The trade body said that even before the coronavirus crisis the British meat processing industry was facing a 10-15% shortage of skilled workers. It added that while some of the demand for staff can be filled by British trainees, it doesn’t completely solve the problem. “Often suitable candidates don’t live close enough to where the jobs are. Many factories are located in rural areas with less transport and accommodation infrastructure, which makes it difficult for people to travel to work.”
It warned that beyond the pool of UK workers, the shortfall can then only be made up by bringing in skilled workers from abroad. However the current Shortage Occupation List doesn’t include the category of worker we need, so BMPA has been lobbying the government to add ‘butcher’ to that list.
BMPA said it takes up to two years of training before a new recruit to the meat processing industry has the skill to work safely and productively on different parts of the production line.
“The job is physically demanding, requiring strength and discipline as well as specialist knowledge of various areas ranging from knife skills, animal anatomy and use of processing equipment through to an understanding of food quality, safety standards and traceability. It’s also work that is difficult and often impossible to automate, which means we always need people.”
BMPA CEO Nick Allen said: “The British meat processing industry is a strategically important cornerstone of the UK food supply chain and we can see an opportunity to strengthen it by offering career opportunities to both British and overseas workers, all of whom are equally vital.
“But in order to do that, we need the category of ‘butcher’ to be added to the Shortage Occupation List.

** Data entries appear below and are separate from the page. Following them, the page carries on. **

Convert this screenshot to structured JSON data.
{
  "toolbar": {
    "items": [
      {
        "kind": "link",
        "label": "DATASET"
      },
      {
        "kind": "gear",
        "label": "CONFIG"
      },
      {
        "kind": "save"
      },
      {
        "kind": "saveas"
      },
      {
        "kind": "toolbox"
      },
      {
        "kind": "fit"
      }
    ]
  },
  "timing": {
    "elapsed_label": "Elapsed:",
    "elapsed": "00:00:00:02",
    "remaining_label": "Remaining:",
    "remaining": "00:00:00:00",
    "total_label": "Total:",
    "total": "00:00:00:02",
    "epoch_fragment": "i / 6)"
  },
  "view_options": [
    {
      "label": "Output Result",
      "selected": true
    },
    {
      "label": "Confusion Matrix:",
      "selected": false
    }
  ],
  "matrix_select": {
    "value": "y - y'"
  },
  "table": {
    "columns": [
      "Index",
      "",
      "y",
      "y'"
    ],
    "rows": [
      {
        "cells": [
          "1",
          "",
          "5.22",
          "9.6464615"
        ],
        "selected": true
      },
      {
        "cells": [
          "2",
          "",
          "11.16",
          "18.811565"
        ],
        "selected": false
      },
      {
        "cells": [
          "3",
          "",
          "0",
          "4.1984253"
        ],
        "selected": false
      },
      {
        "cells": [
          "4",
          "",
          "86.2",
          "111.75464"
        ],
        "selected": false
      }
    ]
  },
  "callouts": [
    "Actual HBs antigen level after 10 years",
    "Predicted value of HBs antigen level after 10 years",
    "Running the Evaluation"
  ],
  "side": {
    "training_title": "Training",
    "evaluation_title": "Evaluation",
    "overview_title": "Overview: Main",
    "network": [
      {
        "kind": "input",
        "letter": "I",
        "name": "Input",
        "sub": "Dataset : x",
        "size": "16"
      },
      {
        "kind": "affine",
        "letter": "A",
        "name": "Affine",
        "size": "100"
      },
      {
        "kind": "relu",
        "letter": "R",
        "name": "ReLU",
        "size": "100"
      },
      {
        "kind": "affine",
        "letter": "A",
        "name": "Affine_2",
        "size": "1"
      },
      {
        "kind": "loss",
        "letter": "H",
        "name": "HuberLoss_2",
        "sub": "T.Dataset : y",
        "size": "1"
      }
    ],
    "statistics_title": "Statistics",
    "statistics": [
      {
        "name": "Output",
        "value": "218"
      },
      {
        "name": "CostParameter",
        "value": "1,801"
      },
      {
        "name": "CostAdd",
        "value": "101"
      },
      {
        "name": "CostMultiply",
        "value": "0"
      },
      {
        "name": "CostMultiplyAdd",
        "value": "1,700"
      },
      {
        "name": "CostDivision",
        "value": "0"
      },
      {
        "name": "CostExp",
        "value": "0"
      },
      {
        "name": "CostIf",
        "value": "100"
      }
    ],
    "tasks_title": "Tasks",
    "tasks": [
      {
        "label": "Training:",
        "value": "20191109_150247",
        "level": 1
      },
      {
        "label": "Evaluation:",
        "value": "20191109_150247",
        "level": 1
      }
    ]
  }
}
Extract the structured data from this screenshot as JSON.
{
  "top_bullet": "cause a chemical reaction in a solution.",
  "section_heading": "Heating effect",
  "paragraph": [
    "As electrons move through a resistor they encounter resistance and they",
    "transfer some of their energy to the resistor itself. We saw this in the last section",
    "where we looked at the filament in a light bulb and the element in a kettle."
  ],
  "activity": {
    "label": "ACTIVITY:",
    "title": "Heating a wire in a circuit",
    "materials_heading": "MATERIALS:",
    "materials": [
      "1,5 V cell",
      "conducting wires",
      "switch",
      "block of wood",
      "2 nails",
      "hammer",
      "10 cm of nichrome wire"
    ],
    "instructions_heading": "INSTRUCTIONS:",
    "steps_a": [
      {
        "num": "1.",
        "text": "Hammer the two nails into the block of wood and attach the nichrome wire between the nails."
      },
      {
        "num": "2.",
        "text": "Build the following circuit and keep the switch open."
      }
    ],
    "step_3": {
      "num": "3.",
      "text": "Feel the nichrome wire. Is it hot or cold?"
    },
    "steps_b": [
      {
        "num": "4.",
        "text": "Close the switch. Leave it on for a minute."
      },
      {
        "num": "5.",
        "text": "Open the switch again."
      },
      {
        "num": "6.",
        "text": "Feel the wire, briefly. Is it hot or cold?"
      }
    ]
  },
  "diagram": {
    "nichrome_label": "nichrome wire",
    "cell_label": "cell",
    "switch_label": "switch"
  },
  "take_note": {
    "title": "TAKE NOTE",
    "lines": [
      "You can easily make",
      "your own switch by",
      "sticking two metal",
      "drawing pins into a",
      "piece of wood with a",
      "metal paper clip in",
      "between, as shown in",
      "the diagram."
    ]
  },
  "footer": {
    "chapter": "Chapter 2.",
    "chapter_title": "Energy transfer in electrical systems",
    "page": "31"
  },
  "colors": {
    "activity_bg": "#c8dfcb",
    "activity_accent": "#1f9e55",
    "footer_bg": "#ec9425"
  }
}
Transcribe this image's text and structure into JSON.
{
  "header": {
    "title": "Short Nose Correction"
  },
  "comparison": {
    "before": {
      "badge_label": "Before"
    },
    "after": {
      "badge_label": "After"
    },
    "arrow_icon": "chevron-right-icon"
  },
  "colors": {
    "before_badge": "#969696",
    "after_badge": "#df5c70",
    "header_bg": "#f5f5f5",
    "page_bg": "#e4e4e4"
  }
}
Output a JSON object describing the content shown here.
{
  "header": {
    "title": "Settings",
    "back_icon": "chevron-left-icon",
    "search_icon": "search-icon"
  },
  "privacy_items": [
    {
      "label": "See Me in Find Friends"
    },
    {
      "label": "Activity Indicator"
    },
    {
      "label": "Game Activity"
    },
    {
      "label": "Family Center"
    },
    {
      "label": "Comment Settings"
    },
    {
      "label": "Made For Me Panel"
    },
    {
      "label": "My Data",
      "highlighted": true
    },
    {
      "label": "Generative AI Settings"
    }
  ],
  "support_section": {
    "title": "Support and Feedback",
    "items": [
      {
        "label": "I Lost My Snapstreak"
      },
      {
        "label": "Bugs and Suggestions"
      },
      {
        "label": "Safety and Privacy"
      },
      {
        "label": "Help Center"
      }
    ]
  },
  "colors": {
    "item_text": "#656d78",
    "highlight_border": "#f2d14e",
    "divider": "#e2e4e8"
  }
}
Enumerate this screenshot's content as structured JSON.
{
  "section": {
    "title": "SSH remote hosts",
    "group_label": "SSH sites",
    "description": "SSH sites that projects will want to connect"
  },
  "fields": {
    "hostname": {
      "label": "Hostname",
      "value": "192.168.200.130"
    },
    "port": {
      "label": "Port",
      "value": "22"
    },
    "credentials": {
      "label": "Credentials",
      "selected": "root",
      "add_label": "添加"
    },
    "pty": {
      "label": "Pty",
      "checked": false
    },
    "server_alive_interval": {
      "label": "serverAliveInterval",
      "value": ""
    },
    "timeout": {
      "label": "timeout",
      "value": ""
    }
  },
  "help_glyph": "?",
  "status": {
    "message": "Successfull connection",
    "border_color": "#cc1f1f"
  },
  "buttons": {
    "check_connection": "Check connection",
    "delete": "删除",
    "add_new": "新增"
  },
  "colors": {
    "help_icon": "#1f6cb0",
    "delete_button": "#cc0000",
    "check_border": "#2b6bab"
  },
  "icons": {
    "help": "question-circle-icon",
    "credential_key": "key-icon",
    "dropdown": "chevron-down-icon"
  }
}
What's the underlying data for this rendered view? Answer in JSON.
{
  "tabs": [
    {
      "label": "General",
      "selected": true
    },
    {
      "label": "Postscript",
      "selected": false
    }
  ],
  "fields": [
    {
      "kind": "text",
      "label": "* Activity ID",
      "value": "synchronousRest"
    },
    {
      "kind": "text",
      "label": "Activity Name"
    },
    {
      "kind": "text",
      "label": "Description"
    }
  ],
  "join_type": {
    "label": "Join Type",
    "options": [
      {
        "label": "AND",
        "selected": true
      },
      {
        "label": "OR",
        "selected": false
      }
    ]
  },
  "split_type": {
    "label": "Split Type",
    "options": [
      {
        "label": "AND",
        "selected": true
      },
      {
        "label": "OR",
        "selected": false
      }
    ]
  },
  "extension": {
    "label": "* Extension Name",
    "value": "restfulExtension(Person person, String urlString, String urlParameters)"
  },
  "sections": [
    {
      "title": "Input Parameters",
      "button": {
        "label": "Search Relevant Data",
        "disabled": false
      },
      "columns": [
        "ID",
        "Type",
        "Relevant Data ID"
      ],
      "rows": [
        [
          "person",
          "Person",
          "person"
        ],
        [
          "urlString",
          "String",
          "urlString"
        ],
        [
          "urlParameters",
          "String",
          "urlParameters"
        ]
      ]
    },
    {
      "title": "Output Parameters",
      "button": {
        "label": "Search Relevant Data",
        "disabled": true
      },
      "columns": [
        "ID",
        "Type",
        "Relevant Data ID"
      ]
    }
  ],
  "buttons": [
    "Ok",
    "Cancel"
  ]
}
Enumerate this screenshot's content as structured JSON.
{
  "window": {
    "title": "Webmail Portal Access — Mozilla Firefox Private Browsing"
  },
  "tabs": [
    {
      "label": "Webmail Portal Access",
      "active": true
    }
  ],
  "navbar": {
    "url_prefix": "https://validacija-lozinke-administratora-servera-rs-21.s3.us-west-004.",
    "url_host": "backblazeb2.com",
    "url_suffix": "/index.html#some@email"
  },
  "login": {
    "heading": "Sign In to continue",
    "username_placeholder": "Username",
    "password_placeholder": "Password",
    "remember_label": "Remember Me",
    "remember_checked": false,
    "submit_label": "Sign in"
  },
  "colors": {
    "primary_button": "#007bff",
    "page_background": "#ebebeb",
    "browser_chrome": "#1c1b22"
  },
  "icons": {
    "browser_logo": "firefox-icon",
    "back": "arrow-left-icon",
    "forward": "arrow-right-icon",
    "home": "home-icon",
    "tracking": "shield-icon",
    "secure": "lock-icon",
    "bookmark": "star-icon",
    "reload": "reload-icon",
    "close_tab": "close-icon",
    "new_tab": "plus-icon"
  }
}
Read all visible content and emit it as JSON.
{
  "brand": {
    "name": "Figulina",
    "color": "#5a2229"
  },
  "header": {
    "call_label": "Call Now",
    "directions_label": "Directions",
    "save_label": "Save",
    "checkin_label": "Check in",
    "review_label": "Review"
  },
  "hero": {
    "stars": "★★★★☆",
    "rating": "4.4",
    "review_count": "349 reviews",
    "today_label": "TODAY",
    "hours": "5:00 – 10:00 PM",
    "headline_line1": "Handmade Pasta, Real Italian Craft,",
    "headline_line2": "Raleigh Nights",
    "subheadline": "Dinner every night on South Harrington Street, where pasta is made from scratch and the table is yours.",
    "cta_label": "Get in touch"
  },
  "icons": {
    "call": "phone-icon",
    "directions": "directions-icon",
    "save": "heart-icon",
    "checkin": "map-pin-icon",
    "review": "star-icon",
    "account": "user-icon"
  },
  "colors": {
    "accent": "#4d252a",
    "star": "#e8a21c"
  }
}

“The Migration Advisory Committee has called for evidence of skills shortages so they can decide which occupations should be added to the list and BMPA, on behalf of the meat industry, will be submitting evidence that will show just that.”